◆ **What to work on**
Write the data out again exactly, with no pictures.

◆ **Input material**
---

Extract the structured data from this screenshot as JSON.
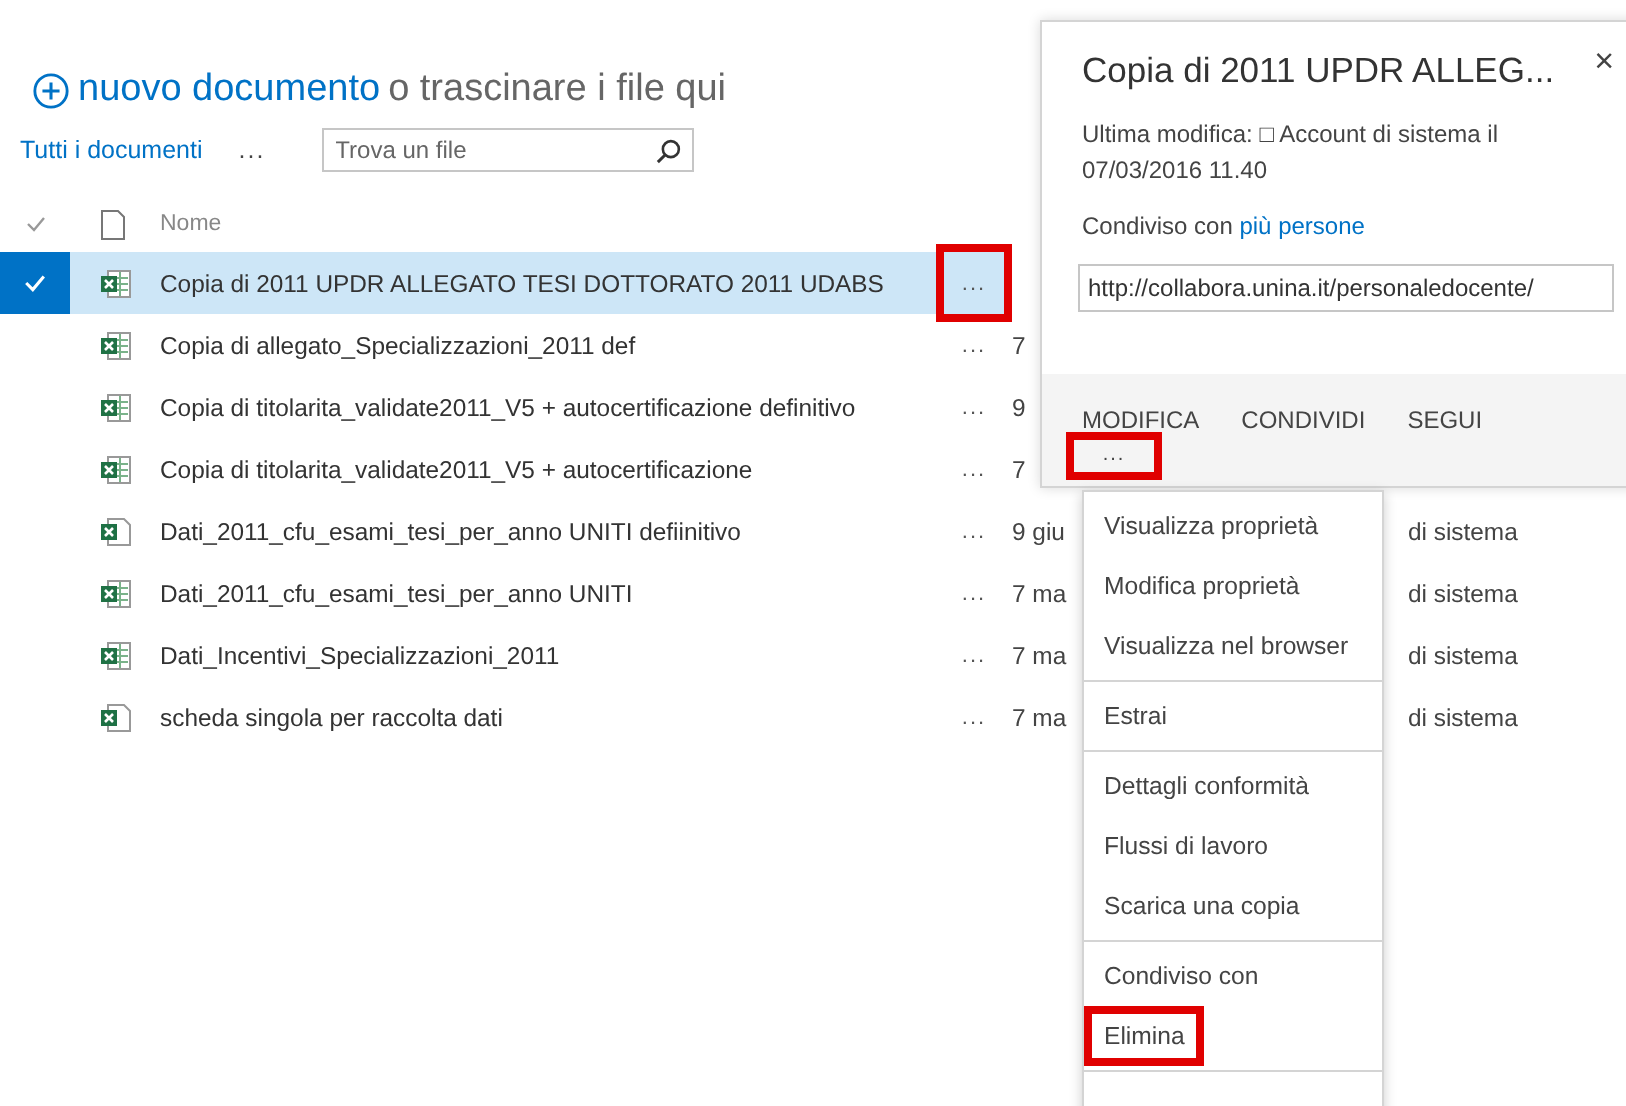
{
  "header": {
    "new_document": "nuovo documento",
    "drag_hint": "o trascinare i file qui"
  },
  "toolbar": {
    "view": "Tutti i documenti",
    "more": "...",
    "search": {
      "placeholder": "Trova un file"
    }
  },
  "columns": {
    "name": "Nome"
  },
  "rows": [
    {
      "name": "Copia di 2011 UPDR ALLEGATO TESI DOTTORATO 2011 UDABS",
      "kind": "grid",
      "selected": true,
      "highlighted": true,
      "more": "..."
    },
    {
      "name": "Copia di allegato_Specializzazioni_2011 def",
      "kind": "grid",
      "selected": false,
      "highlighted": false,
      "more": "...",
      "modified": "7"
    },
    {
      "name": "Copia di titolarita_validate2011_V5 + autocertificazione definitivo",
      "kind": "grid",
      "selected": false,
      "highlighted": false,
      "more": "...",
      "modified": "9"
    },
    {
      "name": "Copia di titolarita_validate2011_V5 + autocertificazione",
      "kind": "grid",
      "selected": false,
      "highlighted": false,
      "more": "...",
      "modified": "7"
    },
    {
      "name": "Dati_2011_cfu_esami_tesi_per_anno UNITI defiinitivo",
      "kind": "plain",
      "selected": false,
      "highlighted": false,
      "more": "...",
      "modified": "9 giu",
      "modified_by": "di sistema"
    },
    {
      "name": "Dati_2011_cfu_esami_tesi_per_anno UNITI",
      "kind": "grid",
      "selected": false,
      "highlighted": false,
      "more": "...",
      "modified": "7 ma",
      "modified_by": "di sistema"
    },
    {
      "name": "Dati_Incentivi_Specializzazioni_2011",
      "kind": "grid",
      "selected": false,
      "highlighted": false,
      "more": "...",
      "modified": "7 ma",
      "modified_by": "di sistema"
    },
    {
      "name": "scheda singola per raccolta dati",
      "kind": "plain",
      "selected": false,
      "highlighted": false,
      "more": "...",
      "modified": "7 ma",
      "modified_by": "di sistema"
    }
  ],
  "callout": {
    "title": "Copia di 2011 UPDR ALLEG...",
    "close": "×",
    "modified_info": "Ultima modifica: □ Account di sistema il 07/03/2016 11.40",
    "shared_prefix": "Condiviso con",
    "shared_link": "più persone",
    "url": "http://collabora.unina.it/personaledocente/",
    "actions": [
      "MODIFICA",
      "CONDIVIDI",
      "SEGUI"
    ],
    "more": {
      "label": "...",
      "highlighted": true
    }
  },
  "menu": [
    [
      {
        "label": "Visualizza proprietà",
        "highlighted": false
      },
      {
        "label": "Modifica proprietà",
        "highlighted": false
      },
      {
        "label": "Visualizza nel browser",
        "highlighted": false
      }
    ],
    [
      {
        "label": "Estrai",
        "highlighted": false
      }
    ],
    [
      {
        "label": "Dettagli conformità",
        "highlighted": false
      },
      {
        "label": "Flussi di lavoro",
        "highlighted": false
      },
      {
        "label": "Scarica una copia",
        "highlighted": false
      }
    ],
    [
      {
        "label": "Condiviso con",
        "highlighted": false
      },
      {
        "label": "Elimina",
        "highlighted": true
      }
    ]
  ]
}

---

◆ **Expected answer**
Extract the structured data from this screenshot as JSON.
{
  "header": {
    "new_document": "nuovo documento",
    "drag_hint": "o trascinare i file qui"
  },
  "toolbar": {
    "view": "Tutti i documenti",
    "more": "...",
    "search": {
      "placeholder": "Trova un file"
    }
  },
  "columns": {
    "name": "Nome"
  },
  "rows": [
    {
      "name": "Copia di 2011 UPDR ALLEGATO TESI DOTTORATO 2011 UDABS",
      "kind": "grid",
      "selected": true,
      "highlighted": true,
      "more": "..."
    },
    {
      "name": "Copia di allegato_Specializzazioni_2011 def",
      "kind": "grid",
      "selected": false,
      "highlighted": false,
      "more": "...",
      "modified": "7"
    },
    {
      "name": "Copia di titolarita_validate2011_V5 + autocertificazione definitivo",
      "kind": "grid",
      "selected": false,
      "highlighted": false,
      "more": "...",
      "modified": "9"
    },
    {
      "name": "Copia di titolarita_validate2011_V5 + autocertificazione",
      "kind": "grid",
      "selected": false,
      "highlighted": false,
      "more": "...",
      "modified": "7"
    },
    {
      "name": "Dati_2011_cfu_esami_tesi_per_anno UNITI defiinitivo",
      "kind": "plain",
      "selected": false,
      "highlighted": false,
      "more": "...",
      "modified": "9 giu",
      "modified_by": "di sistema"
    },
    {
      "name": "Dati_2011_cfu_esami_tesi_per_anno UNITI",
      "kind": "grid",
      "selected": false,
      "highlighted": false,
      "more": "...",
      "modified": "7 ma",
      "modified_by": "di sistema"
    },
    {
      "name": "Dati_Incentivi_Specializzazioni_2011",
      "kind": "grid",
      "selected": false,
      "highlighted": false,
      "more": "...",
      "modified": "7 ma",
      "modified_by": "di sistema"
    },
    {
      "name": "scheda singola per raccolta dati",
      "kind": "plain",
      "selected": false,
      "highlighted": false,
      "more": "...",
      "modified": "7 ma",
      "modified_by": "di sistema"
    }
  ],
  "callout": {
    "title": "Copia di 2011 UPDR ALLEG...",
    "close": "×",
    "modified_info": "Ultima modifica: □ Account di sistema il 07/03/2016 11.40",
    "shared_prefix": "Condiviso con",
    "shared_link": "più persone",
    "url": "http://collabora.unina.it/personaledocente/",
    "actions": [
      "MODIFICA",
      "CONDIVIDI",
      "SEGUI"
    ],
    "more": {
      "label": "...",
      "highlighted": true
    }
  },
  "menu": [
    [
      {
        "label": "Visualizza proprietà",
        "highlighted": false
      },
      {
        "label": "Modifica proprietà",
        "highlighted": false
      },
      {
        "label": "Visualizza nel browser",
        "highlighted": false
      }
    ],
    [
      {
        "label": "Estrai",
        "highlighted": false
      }
    ],
    [
      {
        "label": "Dettagli conformità",
        "highlighted": false
      },
      {
        "label": "Flussi di lavoro",
        "highlighted": false
      },
      {
        "label": "Scarica una copia",
        "highlighted": false
      }
    ],
    [
      {
        "label": "Condiviso con",
        "highlighted": false
      },
      {
        "label": "Elimina",
        "highlighted": true
      }
    ]
  ]
}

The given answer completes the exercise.